The Rev. Claudius Hains succeeded Libertus Van Bokkelen as rector of St. Timothy’s at the end of December 1871, while the country was still navigating Civil War tensions and dealing with economic depression. Hains had come to Maryland from Virginia in 1861, telling Bishop Whittingham he had been cut off from his Virginia parishes by the War. He served at a small church in Owensville in Anne Arundel County, then in Hagerstown, but he kept very close ties with the bishops of Virginnia, often asking for permission to have them come to Hagerstown to confirm. In a December 11, 1871, letter to Bishop Whittingham, Hains wrote from Hagerstown, “You have no doubt seen an account of the great calamity that has befallen our church, which is now in ashes. But we are raising money to build a new church…I have accepted the call to Catonsville & will leave here the latter part of Christmas week.” But only a little over three years later, on February 20, 1875, Hains informed the bishop that he had accepted a call to Petersburg, Virginia, saying that “Nothing but a sense of duty takes me away from Maryland & I shall cherish the hope of some day returning to it. I leave after Easter.”

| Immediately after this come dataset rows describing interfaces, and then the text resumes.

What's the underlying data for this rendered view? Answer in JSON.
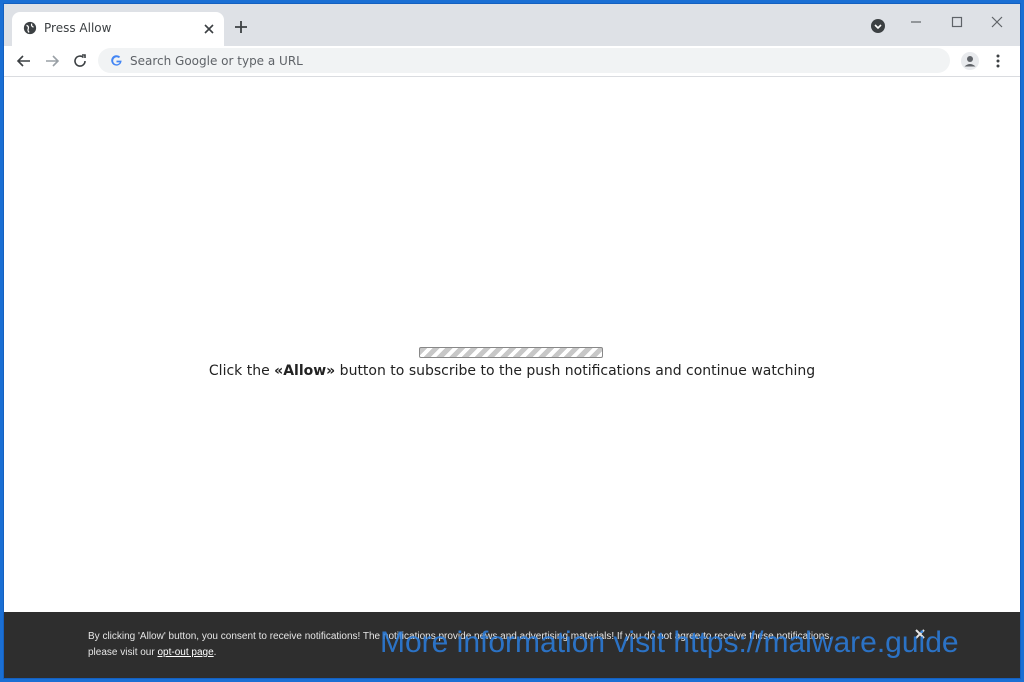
{
  "browser": {
    "tab": {
      "title": "Press Allow",
      "favicon": "globe-icon",
      "close_icon": "close-icon"
    },
    "new_tab_icon": "plus-icon",
    "window_controls": [
      "download-indicator-icon",
      "minimize-icon",
      "maximize-icon",
      "close-window-icon"
    ],
    "omnibox": {
      "placeholder": "Search Google or type a URL",
      "value": ""
    },
    "nav_icons": [
      "back-arrow-icon",
      "forward-arrow-icon",
      "reload-icon"
    ],
    "profile_icon": "account-icon",
    "menu_icon": "kebab-menu-icon"
  },
  "page": {
    "progress_fraction": 1.0,
    "message_before": "Click the ",
    "message_bold": "«Allow»",
    "message_after": " button to subscribe to the push notifications and continue watching"
  },
  "notification_bar": {
    "text": "By clicking 'Allow' button, you consent to receive notifications! The notifications provide news and advertising materials! If you do not agree to receive these notifications,",
    "text2_before": "please visit our ",
    "link": "opt-out page",
    "text2_after": ".",
    "close_icon": "close-icon"
  },
  "watermark": "More information visit https://malware.guide",
  "colors": {
    "frame_border": "#1a6fd4",
    "tabstrip": "#dee1e6",
    "notification_bg": "#2e2e2e",
    "watermark": "#2b7fe0"
  }
}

To replace Mr. Hains, the vestry chose the Rev. Thomas W. Punnett of New York as their rector. In his Letter Dimissory, the bishop of New York, Horatio Potter, told Bishop Whittingham, “It nearly breaks my heart to transfer him to Maryland.” (Punnett had been rector of St. Paul’s Memorial church on Statin Island, which he resigned on February 8, 1875.)  But life in Catonsville seemed to please Punnett, as he told his new bishop in January of 1876, “We are moving along harmoniously and pleasantly in our country home – and find both the air and water of Catonsville as you represented them – pure. The services in church are refreshing in their simplicity and heartiness. The congregation is devout & reverent.” Indeed, Punnett’s eighteen-year tenure in Catonsville was one of growth and peace, with improvements in the church and grounds, and an enlarging congregation. He resigned as of Easter, 1894, and went to Tarrytown, NY.

Register of St. Timothy’s Church